You know right away, 100 percent, there is no question, it is limiting reactant.2211

Because it is a limiting reactant problem, we are going to use our method2219

that we call the smaller quantity approach or the smaller quantity method... smaller quantity method.2223

Remember we are going to now determine the theoretical amount of product that can form from each reactant and compare.2235

The smaller one is going to be the answer.2242

Now the 23.1 kilograms of CH4; we already did that.2246

We got roughly 107 milligrams of CO2; that is just directly from the previous example.2259

Now we need to determine how much CO2 is going to form from 23.1 kilograms of oxygen gas.2271

23.1 kilograms of oxygen, I want to get to grams first.2280

Times 103 grams for every 1 kilogram of oxygen; that is grams of A.2288

Now from grams of A, I go to moles of A.2296

Times 1 mole of oxygen for every... the molar mass of molecular oxygen is going to be 32 grams of O2.2298

That is moles of A; now from moles of A, I go to moles of B.2314

That is going to be 1 mole of CO2 for every 2 moles of oxygen.2318

Remember I am getting this from the balanced chemical equation.2324

Now from this I want to go ahead and get the grams of CO2.2329

Again I want to get the grams of CO2.2342

Now I am going to multiply this by 44 grams of carbon dioxide for every 1 mole of CO2.2345

When all is said and done, we are going to get approximately 16,000 grams of CO2.2355

I apologize; I don't have that number in front of me.2363

But it is going to be roughly that number; roughly 16,000 grams of CO2.2365

What is important is that this is going to be smaller than the 107 milligrams of CO2 gotten from the other answer.2374

Just go ahead and compare; 16,000 grams of CO2 is going to be...2390

That is going to be 16,000,000 milligrams of CO2 or 1.6 times 107 milligrams of CO2.2396

From the previous answer, this was I believe 6.3 times 107 milligrams.2409

The 1.6 times 107 milligrams of CO2 is going to be our actual answer.2418

We conclude that molecular oxygen is the limiting reactant.2429

CH4 in this case is going to be in excess.2440

We don't have enough oxygen; that is why it is limiting.2448

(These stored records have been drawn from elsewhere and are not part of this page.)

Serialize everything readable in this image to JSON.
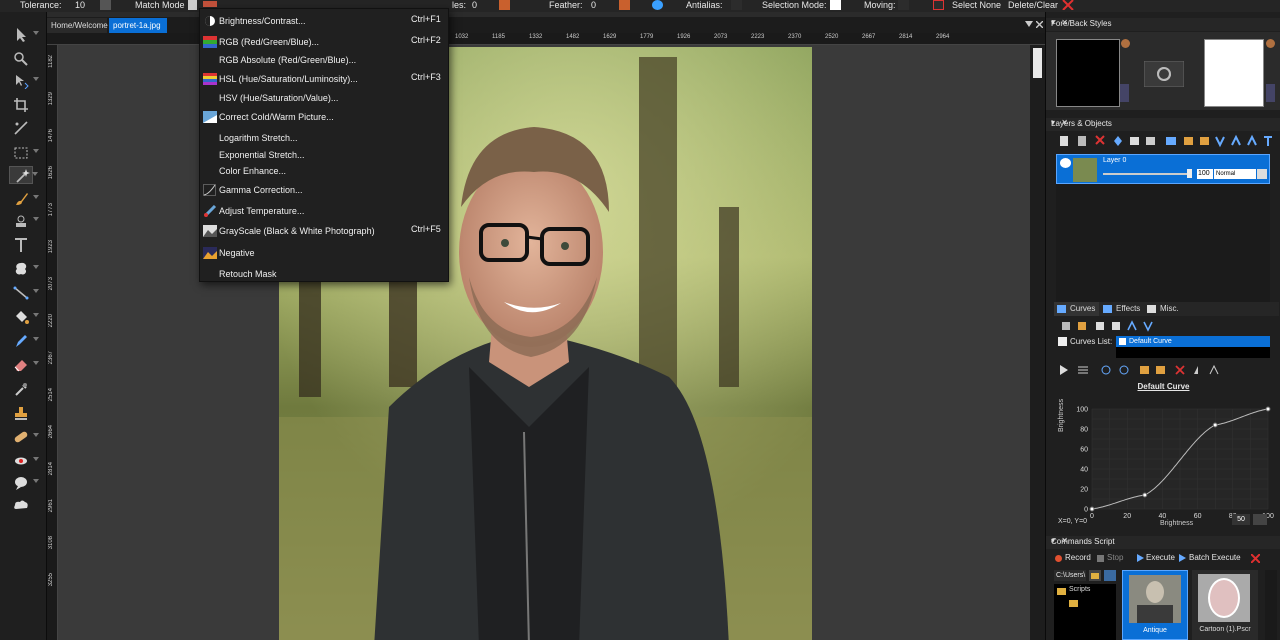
{
  "topbar": {
    "tolerance_label": "Tolerance:",
    "tolerance_value": "10",
    "match_mode_label": "Match Mode",
    "partial_label": "les:",
    "partial_value": "0",
    "feather_label": "Feather:",
    "feather_value": "0",
    "antialias_label": "Antialias:",
    "selection_mode_label": "Selection Mode:",
    "moving_label": "Moving:",
    "select_none_label": "Select None",
    "delete_clear_label": "Delete/Clear"
  },
  "doc_tabs": [
    {
      "label": "Home/Welcome",
      "active": false
    },
    {
      "label": "portret-1a.jpg",
      "active": true
    }
  ],
  "ruler_top": [
    "1032",
    "1185",
    "1332",
    "1482",
    "1629",
    "1779",
    "1926",
    "2073",
    "2223",
    "2370",
    "2520",
    "2667",
    "2814",
    "2964"
  ],
  "ruler_left": [
    "1182",
    "1329",
    "1476",
    "1626",
    "1773",
    "1923",
    "2073",
    "2220",
    "2367",
    "2514",
    "2664",
    "2814",
    "2961",
    "3108",
    "3255"
  ],
  "menu": {
    "items": [
      {
        "label": "Brightness/Contrast...",
        "shortcut": "Ctrl+F1",
        "icon": "brightness-icon"
      },
      {
        "label": "RGB (Red/Green/Blue)...",
        "shortcut": "Ctrl+F2",
        "icon": "rgb-icon"
      },
      {
        "label": "RGB Absolute (Red/Green/Blue)...",
        "shortcut": "",
        "icon": ""
      },
      {
        "label": "HSL (Hue/Saturation/Luminosity)...",
        "shortcut": "Ctrl+F3",
        "icon": "hsl-icon"
      },
      {
        "label": "HSV (Hue/Saturation/Value)...",
        "shortcut": "",
        "icon": ""
      },
      {
        "label": "Correct Cold/Warm Picture...",
        "shortcut": "",
        "icon": "cold-warm-icon"
      },
      {
        "label": "Logarithm Stretch...",
        "shortcut": "",
        "icon": ""
      },
      {
        "label": "Exponential Stretch...",
        "shortcut": "",
        "icon": ""
      },
      {
        "label": "Color Enhance...",
        "shortcut": "",
        "icon": ""
      },
      {
        "label": "Gamma Correction...",
        "shortcut": "",
        "icon": "gamma-icon"
      },
      {
        "label": "Adjust Temperature...",
        "shortcut": "",
        "icon": "thermometer-icon"
      },
      {
        "label": "GrayScale (Black & White Photograph)",
        "shortcut": "Ctrl+F5",
        "icon": "grayscale-icon"
      },
      {
        "label": "Negative",
        "shortcut": "",
        "icon": "negative-icon"
      },
      {
        "label": "Retouch Mask",
        "shortcut": "",
        "icon": ""
      }
    ]
  },
  "fore_back": {
    "title": "Fore/Back Styles",
    "fore_color": "#000000",
    "back_color": "#ffffff"
  },
  "layers": {
    "title": "Layers & Objects",
    "layer_name": "Layer 0",
    "opacity": "100",
    "blend_mode": "Normal"
  },
  "curves": {
    "tabs": [
      "Curves",
      "Effects",
      "Misc."
    ],
    "list_label": "Curves List:",
    "list_item": "Default Curve",
    "curve_title": "Default Curve",
    "y_label": "Brightness",
    "x_label": "Brightness",
    "y_ticks": [
      "100",
      "80",
      "60",
      "40",
      "20",
      "0"
    ],
    "x_ticks": [
      "0",
      "20",
      "40",
      "60",
      "80",
      "100"
    ],
    "coords": "X=0, Y=0",
    "value": "50",
    "curve_points": [
      [
        0,
        0
      ],
      [
        30,
        14
      ],
      [
        70,
        84
      ],
      [
        100,
        100
      ]
    ]
  },
  "commands": {
    "title": "Commands Script",
    "record_label": "Record",
    "stop_label": "Stop",
    "execute_label": "Execute",
    "batch_label": "Batch Execute",
    "path": "C:\\Users\\",
    "folder": "Scripts",
    "thumbs": [
      "Antique",
      "Cartoon (1).Pscr"
    ]
  },
  "colors": {
    "accent": "#0a6fd6",
    "menu_bg": "#202020",
    "panel_bg": "#1f1f1f"
  }
}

But we have plenty of CH4.2450

What that means is that we can calculate the amount of CH4 that is going to remain.2454

We started with 23.1 kilograms initially of CH4.2461

We are going to be using roughly 16,000 grams of CH4 required; roughly.2471

That means 23,100 grams minus 16,000 grams tells me approximately 5,000 grams of CH4, the excess amount, will remain unused.2489

What we just did again for sample problem three was a limiting reactant problem.2511

We not only determined the limiting reactant.2516

We also determined how much of the excess reactant is going to remain.2519

Thank you for using Educator.com; it was great to see you guys again.2525

I will see you all next time.2529